Yamaha Returns to the Dark Side with its $13,999 MSRP 2022 MT-10.
Perhaps one of the more genius motorcycle marketing campaigns of the past 20 years has been Yamaha’s Dark Side of Japan series, one that tapped into the dimly lit alleyways of Tokyo’s underground and revealed itself in a series of new motorcycles that have quite literally taken the industry by the balls. I’ve lost count of the number of MT-07 and MT-09 Yamahas I’ve seen over the proceeding decade (geez, it’s been that long already?), but I can count on two hands the number of MT-10 naked bikes I’ve seen since it came out, branded then as the FZ-10, back in 2016.
That’s an absolute tragedy because the FZ (renamed in 2018 to the MT) is one of motorcycling’s best-kept secrets, a machine for the rider who doesn’t need to spend untold amounts of cash and doesn’t get swept up in the horsepower war that’s swallowed up the hyper-naked class like me at In-N-Out on Sunday afternoon.
When Yamaha released the MT-10 in 2016, they did the mic drop and walked away for a whole six years. They had fair reason to. They’d nailed the first one, saw no need to improve it over the next half-decade, and so… they did nothing else with it.
Meanwhile, the Euros were firing new naked bikes like they were throwing ones in the club. BMW released a revamped S 1000 R, Aprilia bought a new Tuono V4, KTM upped their game with a new Super Duke, and Ducati bought out the bazooka and blew them all into 1989 with the Streetfighter V4 range.
Even Yamaha’s Japanese compatriots got in the act. Honda bought out a new CB1000R, and Kawasaki supercharged their naked and bought out the ZH2. Hell, even Suzuki — that’s right, Suzuki — managed to bring out something new (kinda) in the GSX-S1000.
It was time to do something, so this year, Yamaha unveiled a revamped MT-10 and later this year we’ll ride the similarly-reworked MT-10 SP with electronic gold springers from Sweden.
Let’s start with what hasn’t changed $13,999 MSRP MT-10: most of the bike. Hear me out, that’s not a bad thing. Remember the mic drop?

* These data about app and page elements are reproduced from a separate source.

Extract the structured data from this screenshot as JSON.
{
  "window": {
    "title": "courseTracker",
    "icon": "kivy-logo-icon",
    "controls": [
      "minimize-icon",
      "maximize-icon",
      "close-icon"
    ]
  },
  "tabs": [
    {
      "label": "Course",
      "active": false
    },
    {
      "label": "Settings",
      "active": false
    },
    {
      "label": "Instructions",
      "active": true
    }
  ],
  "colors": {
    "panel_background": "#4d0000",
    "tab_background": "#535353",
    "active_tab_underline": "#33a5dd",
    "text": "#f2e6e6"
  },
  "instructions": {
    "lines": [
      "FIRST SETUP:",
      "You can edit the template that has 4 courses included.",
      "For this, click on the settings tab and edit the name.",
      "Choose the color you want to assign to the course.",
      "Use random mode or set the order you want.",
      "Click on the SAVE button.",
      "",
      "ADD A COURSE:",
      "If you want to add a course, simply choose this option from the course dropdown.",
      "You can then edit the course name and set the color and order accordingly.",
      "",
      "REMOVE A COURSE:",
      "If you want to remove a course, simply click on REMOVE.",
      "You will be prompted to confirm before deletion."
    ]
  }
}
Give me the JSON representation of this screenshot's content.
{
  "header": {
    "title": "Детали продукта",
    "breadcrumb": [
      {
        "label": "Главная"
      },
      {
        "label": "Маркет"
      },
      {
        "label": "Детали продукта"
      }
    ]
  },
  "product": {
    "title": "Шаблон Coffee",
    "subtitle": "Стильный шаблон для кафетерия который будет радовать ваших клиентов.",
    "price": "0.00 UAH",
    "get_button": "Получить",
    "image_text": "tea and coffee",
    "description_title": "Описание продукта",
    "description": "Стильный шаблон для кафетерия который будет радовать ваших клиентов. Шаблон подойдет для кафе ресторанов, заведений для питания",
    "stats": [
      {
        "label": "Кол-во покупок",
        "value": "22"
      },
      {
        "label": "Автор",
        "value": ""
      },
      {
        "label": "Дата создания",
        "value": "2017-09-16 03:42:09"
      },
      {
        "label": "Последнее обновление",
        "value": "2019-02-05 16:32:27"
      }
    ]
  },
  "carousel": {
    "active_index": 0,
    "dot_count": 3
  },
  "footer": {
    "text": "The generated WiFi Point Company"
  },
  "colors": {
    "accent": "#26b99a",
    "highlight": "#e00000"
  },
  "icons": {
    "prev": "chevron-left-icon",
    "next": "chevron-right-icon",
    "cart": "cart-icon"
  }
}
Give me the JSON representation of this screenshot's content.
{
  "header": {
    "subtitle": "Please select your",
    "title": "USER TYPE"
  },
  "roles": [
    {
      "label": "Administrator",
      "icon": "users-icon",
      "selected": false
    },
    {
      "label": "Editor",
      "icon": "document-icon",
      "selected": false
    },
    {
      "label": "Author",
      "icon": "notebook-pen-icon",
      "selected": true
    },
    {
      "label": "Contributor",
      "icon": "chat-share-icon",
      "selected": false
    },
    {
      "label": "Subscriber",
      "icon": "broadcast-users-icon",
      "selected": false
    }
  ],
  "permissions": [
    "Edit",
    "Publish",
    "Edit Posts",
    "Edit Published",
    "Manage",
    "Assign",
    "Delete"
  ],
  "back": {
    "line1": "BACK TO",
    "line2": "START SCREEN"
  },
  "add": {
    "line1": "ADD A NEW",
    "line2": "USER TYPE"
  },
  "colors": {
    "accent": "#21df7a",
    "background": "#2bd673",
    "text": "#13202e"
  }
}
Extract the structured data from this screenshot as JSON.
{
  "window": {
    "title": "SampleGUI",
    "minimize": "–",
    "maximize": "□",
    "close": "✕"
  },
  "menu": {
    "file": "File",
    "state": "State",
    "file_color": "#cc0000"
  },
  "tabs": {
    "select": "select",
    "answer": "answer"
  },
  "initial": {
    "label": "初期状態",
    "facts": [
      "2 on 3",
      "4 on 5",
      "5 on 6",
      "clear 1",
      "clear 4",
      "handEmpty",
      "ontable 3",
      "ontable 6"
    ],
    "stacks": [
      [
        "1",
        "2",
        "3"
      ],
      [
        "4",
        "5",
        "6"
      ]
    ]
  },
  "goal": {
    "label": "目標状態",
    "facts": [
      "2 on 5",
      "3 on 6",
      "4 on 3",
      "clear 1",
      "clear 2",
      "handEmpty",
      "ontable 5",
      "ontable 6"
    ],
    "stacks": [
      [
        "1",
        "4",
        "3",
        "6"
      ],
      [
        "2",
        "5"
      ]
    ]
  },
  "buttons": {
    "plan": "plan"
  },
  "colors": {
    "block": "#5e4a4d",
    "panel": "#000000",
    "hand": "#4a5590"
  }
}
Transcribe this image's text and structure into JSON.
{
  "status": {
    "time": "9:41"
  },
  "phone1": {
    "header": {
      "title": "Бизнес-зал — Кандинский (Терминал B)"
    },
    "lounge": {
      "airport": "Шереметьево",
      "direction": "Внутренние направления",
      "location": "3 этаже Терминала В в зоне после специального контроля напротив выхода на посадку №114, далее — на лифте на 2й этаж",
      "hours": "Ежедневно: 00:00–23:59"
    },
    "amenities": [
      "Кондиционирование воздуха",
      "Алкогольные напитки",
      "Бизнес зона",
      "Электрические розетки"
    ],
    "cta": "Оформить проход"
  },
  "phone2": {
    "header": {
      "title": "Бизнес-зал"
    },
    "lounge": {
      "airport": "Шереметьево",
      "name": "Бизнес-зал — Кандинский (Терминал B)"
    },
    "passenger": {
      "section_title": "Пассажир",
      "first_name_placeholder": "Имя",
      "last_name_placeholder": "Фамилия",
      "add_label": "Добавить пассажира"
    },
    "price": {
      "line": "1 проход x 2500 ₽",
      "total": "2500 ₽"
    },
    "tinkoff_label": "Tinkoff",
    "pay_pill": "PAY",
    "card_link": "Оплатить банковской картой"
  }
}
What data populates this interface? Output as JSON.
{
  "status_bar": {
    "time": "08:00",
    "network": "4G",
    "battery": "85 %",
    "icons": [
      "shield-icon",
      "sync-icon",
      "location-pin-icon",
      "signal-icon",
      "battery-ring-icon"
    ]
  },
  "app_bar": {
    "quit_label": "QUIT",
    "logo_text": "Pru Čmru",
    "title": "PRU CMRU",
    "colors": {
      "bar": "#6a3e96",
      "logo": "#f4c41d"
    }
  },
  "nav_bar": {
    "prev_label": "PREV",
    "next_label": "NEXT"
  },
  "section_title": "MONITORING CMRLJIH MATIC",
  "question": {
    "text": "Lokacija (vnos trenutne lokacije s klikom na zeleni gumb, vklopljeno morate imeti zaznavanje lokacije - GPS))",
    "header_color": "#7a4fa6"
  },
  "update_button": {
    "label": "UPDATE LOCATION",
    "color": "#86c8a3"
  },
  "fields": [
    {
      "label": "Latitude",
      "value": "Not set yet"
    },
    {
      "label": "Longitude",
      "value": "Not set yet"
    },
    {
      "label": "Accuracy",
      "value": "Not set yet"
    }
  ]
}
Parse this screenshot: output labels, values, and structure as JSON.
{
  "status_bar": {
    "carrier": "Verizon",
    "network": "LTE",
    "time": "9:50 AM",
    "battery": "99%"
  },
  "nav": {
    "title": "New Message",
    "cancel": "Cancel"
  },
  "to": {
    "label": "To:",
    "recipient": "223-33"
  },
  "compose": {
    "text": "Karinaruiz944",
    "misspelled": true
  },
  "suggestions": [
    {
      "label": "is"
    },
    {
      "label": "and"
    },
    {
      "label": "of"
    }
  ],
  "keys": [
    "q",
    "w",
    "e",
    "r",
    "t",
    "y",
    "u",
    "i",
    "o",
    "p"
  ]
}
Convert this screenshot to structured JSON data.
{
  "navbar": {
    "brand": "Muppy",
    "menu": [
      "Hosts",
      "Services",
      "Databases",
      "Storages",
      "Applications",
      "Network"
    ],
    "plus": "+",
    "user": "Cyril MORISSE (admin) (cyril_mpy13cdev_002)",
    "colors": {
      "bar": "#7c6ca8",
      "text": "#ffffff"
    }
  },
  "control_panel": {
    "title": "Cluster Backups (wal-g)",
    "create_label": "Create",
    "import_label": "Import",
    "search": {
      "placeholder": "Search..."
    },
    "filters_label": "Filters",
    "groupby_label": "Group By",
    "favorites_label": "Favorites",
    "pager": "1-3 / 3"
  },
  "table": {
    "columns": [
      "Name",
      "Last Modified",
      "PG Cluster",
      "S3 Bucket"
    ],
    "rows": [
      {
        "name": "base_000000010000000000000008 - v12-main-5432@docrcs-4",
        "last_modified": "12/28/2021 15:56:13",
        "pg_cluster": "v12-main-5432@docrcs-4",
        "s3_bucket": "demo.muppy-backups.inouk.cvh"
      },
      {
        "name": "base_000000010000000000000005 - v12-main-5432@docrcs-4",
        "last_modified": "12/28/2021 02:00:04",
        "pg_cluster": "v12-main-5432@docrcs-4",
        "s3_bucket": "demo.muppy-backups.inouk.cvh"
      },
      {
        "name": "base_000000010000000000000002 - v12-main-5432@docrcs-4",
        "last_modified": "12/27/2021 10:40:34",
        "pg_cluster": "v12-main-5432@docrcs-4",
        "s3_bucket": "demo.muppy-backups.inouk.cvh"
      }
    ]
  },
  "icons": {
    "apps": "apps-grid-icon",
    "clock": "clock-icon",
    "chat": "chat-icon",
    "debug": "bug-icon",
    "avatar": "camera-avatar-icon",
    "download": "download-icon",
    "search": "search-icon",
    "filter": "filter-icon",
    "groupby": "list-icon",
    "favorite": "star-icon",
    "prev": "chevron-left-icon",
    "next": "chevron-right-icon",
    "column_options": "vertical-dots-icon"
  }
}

Yamaha didn’t need to revamp the motor, chassis or suspension per se, so they spent most of their development attention on the electronics and bodywork, creating slimmer, smoother lines for the headlight surround, new intakes, a redesigned, 10mm taller seat unit, slimmer tank, revised ergonomics with a new bar and peg position, and a new passenger seat.
The crossplane crank motor swiped from the R1S (remember that “detuned” R1 from a few years ago?) remains, so steel for the conrods and valves as opposed to titanium like on the R1. It does, however, get a silky smooth new quick shifter for clutchless up and downshifts, and this section is where most of the changes have been wrought.
The new 2022 Yamaha MT-10 gets the full house of electronics you’d expect on any modern superbike. You get four different power modes, level one being the most direct and level four for low grip/rain riding, four preset ECU modes (A-D), all with their own Traction, Slide, Wheelie, Engine Brake, and Brake Control values that are preset from the factory. But the cool part is you can change any mode, be it A, B, C or D to hold whatever values you want, giving you near infinite control over your ride. There’s also cruise control. That’s cool, too.
This is all due to the arrival of the six-axis IMU, again, from the R1, a fact that also allows the fitment of Cornering ABS.
The result is possibly the best value motorcycle on the market today if you’re after a big bore naked bike. The R1-derived motor is never in doubt as there’s performance at nearly every rev range above 3000 rpm (below that number, the motor feels a little soft), and the slightly stiffly-sprung suspension makes for a motorcycle that loves to get up into the mountains and get twisty.
The brakes are not fantastic as the master cylinder feels a little dated, but, then again, it is only $13,999. An aftermarket master cylinder will fix this problem, easy, and then you’ll be able to brake like Dovi on your next ride with your buddies.
The spread of performance is eye-opening with the MT. Those four modes give the bike four different personalities and I’ll admit to spending almost all the time in B mode unless I was pulling wheelies for the hell of it. A mode hits hard, too hard for my sedate traffic riding, and B mode felt a nice compromise. No need to go breaking lap records on the road, kids…
At this price, the 2022 Yamaha MT-10 already holds a chance of taking Bike of The Year honors. Yes, it lacks a little of the classic allure some of the Euros hold, but it is so much more affordable to own and run it more than makes up for it. And the sound of a crossplane crank Yamaha on the pipe is worth the admission ticket alone.
Images: Joseph Agustin